● **YOUR GOAL**: Show each line in the listing below that contains the word "name".

▼

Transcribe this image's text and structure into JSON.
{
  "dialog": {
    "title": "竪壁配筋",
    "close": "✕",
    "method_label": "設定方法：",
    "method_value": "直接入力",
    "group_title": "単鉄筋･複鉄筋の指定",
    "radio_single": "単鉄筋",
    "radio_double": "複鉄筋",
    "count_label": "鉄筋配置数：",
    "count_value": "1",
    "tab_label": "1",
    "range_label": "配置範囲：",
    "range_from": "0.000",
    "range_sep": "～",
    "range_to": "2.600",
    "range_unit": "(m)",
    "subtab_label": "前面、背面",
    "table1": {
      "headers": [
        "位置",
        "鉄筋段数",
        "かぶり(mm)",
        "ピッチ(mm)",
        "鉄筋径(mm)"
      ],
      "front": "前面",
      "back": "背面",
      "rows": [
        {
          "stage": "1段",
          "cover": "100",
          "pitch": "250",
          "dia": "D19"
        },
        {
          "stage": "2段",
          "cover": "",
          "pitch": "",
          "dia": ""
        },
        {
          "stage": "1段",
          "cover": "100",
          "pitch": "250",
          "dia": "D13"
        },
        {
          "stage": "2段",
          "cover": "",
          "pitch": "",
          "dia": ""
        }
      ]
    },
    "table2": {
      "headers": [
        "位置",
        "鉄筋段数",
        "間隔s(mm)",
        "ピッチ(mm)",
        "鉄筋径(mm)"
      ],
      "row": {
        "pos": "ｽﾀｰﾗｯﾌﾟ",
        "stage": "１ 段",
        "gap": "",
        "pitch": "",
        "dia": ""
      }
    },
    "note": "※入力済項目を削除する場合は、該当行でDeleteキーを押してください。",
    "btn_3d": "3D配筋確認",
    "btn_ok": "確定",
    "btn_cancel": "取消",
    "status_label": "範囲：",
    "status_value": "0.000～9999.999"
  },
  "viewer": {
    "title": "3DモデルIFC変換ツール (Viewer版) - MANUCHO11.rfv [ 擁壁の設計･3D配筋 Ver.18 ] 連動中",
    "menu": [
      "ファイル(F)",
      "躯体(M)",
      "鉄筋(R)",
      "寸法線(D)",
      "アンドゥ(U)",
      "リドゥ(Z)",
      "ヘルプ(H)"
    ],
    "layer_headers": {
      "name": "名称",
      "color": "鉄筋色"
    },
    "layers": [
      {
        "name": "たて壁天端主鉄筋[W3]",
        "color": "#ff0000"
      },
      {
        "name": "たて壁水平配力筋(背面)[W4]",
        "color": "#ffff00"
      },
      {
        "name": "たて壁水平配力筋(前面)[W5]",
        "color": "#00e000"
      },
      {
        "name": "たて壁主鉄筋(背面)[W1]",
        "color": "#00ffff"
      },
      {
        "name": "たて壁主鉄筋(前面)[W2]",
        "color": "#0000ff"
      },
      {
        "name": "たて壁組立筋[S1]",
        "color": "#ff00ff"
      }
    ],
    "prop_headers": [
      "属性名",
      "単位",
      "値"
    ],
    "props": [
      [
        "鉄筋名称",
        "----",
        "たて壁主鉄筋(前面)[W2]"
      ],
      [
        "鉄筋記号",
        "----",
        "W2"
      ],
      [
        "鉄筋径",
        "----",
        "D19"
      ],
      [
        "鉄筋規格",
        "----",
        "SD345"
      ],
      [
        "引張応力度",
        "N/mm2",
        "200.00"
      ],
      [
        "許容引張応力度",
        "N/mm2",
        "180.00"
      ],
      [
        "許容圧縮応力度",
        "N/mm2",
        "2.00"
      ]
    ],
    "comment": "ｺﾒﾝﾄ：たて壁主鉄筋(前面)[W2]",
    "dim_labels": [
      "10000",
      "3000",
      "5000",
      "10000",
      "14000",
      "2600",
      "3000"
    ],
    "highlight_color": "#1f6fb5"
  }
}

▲

● **RESPONSE BOX**:
      "name": "名称",
        "name": "たて壁天端主鉄筋[W3]",
        "name": "たて壁水平配力筋(背面)[W4]",
        "name": "たて壁水平配力筋(前面)[W5]",
        "name": "たて壁主鉄筋(背面)[W1]",
        "name": "たて壁主鉄筋(前面)[W2]",
        "name": "たて壁組立筋[S1]",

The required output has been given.